Structure and Function of Enzymes of Shikimate Pathway
The shikimate pathway is found in microorganisms, fungi, plants and also in several apicomplexan parasites.
This metabolic pathway consists of seven enzymes and converts the primary metabolites phosphoenolpyruvate and
erythrose-4-phosphate to chorismate, the last common precursor for the three aromatic amino acids Phe, Tyr, and Trp and
other aromatic compounds. The significance of targeting the enzymes of this pathway as selective targets for anti
microbial drug design involves the fact that they are essential for microbes but absent in humans.
In present scenario, the emergence of multi-drug resistance in pathogenic bacteria and herbicide resistance in weeds is of
great clinical and agro-economical concern. Therefore in this review, we did the comparative sequence and threedimensional
structure analysis of these enzymes from various microorganisms and plants for structure-function analysis,
motif search, common structural signatures of active site and elucidation of regulation mechanisms. Also, the available
structures of five shikimate pathway enzymes from M. tuberculosis, a dreadful microorganism, which causes 1.5 million
deaths per year, have been comparatively analyzed with other reported homologous structures. To get the structural
insight of remaining two shikimate pathway enzymes (dehydroquinate synthase and shikimate-5-dehydrogenase) of M.
tuberculosis we did molecular modeling to find out key active site residues. These studies can further be proven helpful in
designing novel structure based antimicrobial drugs.

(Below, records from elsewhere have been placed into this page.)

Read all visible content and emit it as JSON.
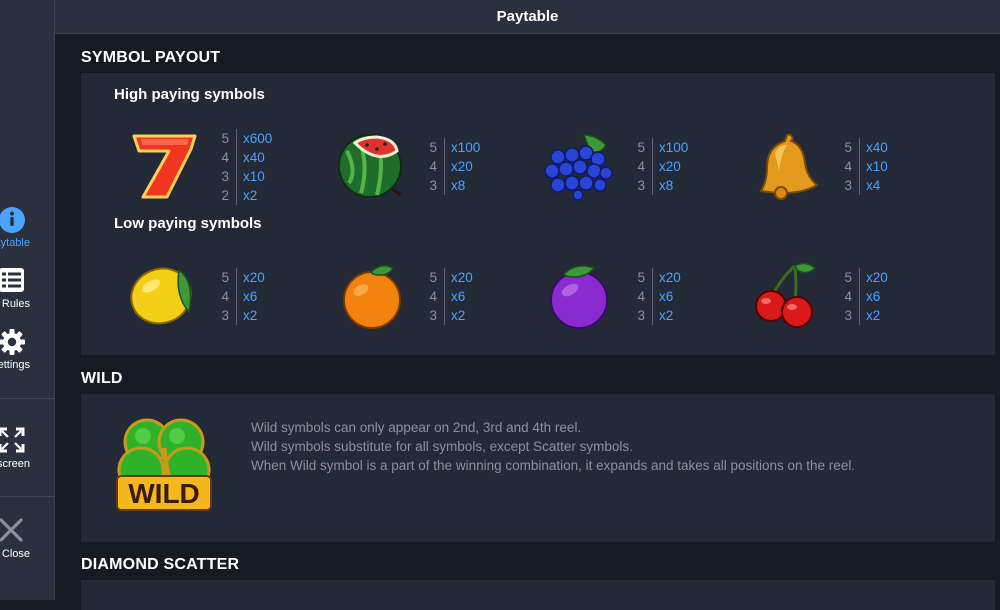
{
  "header": {
    "title": "Paytable"
  },
  "sidebar": {
    "items": [
      {
        "label": "Paytable",
        "icon": "info-icon",
        "active": true
      },
      {
        "label": "Rules",
        "icon": "list-icon",
        "active": false
      },
      {
        "label": "Settings",
        "icon": "gear-icon",
        "active": false
      },
      {
        "label": "Fullscreen",
        "icon": "fullscreen-icon",
        "active": false
      },
      {
        "label": "Close",
        "icon": "close-icon",
        "active": false
      }
    ]
  },
  "sections": {
    "symbol_payout": {
      "title": "SYMBOL PAYOUT",
      "high_title": "High paying symbols",
      "low_title": "Low paying symbols",
      "high": [
        {
          "symbol": "seven",
          "payouts": [
            {
              "count": "5",
              "mult": "x600"
            },
            {
              "count": "4",
              "mult": "x40"
            },
            {
              "count": "3",
              "mult": "x10"
            },
            {
              "count": "2",
              "mult": "x2"
            }
          ]
        },
        {
          "symbol": "watermelon",
          "payouts": [
            {
              "count": "5",
              "mult": "x100"
            },
            {
              "count": "4",
              "mult": "x20"
            },
            {
              "count": "3",
              "mult": "x8"
            }
          ]
        },
        {
          "symbol": "grapes",
          "payouts": [
            {
              "count": "5",
              "mult": "x100"
            },
            {
              "count": "4",
              "mult": "x20"
            },
            {
              "count": "3",
              "mult": "x8"
            }
          ]
        },
        {
          "symbol": "bell",
          "payouts": [
            {
              "count": "5",
              "mult": "x40"
            },
            {
              "count": "4",
              "mult": "x10"
            },
            {
              "count": "3",
              "mult": "x4"
            }
          ]
        }
      ],
      "low": [
        {
          "symbol": "lemon",
          "payouts": [
            {
              "count": "5",
              "mult": "x20"
            },
            {
              "count": "4",
              "mult": "x6"
            },
            {
              "count": "3",
              "mult": "x2"
            }
          ]
        },
        {
          "symbol": "orange",
          "payouts": [
            {
              "count": "5",
              "mult": "x20"
            },
            {
              "count": "4",
              "mult": "x6"
            },
            {
              "count": "3",
              "mult": "x2"
            }
          ]
        },
        {
          "symbol": "plum",
          "payouts": [
            {
              "count": "5",
              "mult": "x20"
            },
            {
              "count": "4",
              "mult": "x6"
            },
            {
              "count": "3",
              "mult": "x2"
            }
          ]
        },
        {
          "symbol": "cherries",
          "payouts": [
            {
              "count": "5",
              "mult": "x20"
            },
            {
              "count": "4",
              "mult": "x6"
            },
            {
              "count": "3",
              "mult": "x2"
            }
          ]
        }
      ]
    },
    "wild": {
      "title": "WILD",
      "logo_text": "WILD",
      "lines": [
        "Wild symbols can only appear on 2nd, 3rd and 4th reel.",
        "Wild symbols substitute for all symbols, except Scatter symbols.",
        "When Wild symbol is a part of the winning combination, it expands and takes all positions on the reel."
      ]
    },
    "diamond_scatter": {
      "title": "DIAMOND SCATTER"
    }
  },
  "colors": {
    "accent": "#4aa3ff",
    "background": "#151a23",
    "panel": "#232937",
    "sidebar": "#2a303d",
    "muted_text": "#8a909c"
  }
}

Keywords: Aromatic amino acid, crystal structure, enzyme, homology model, mycobacterium tuberculosis, shikimate pathway, antimicrobial drugs, Salmonella enterica, Aquifex aeolicus, Clostridium difficile
Rights & PermissionsPrintExport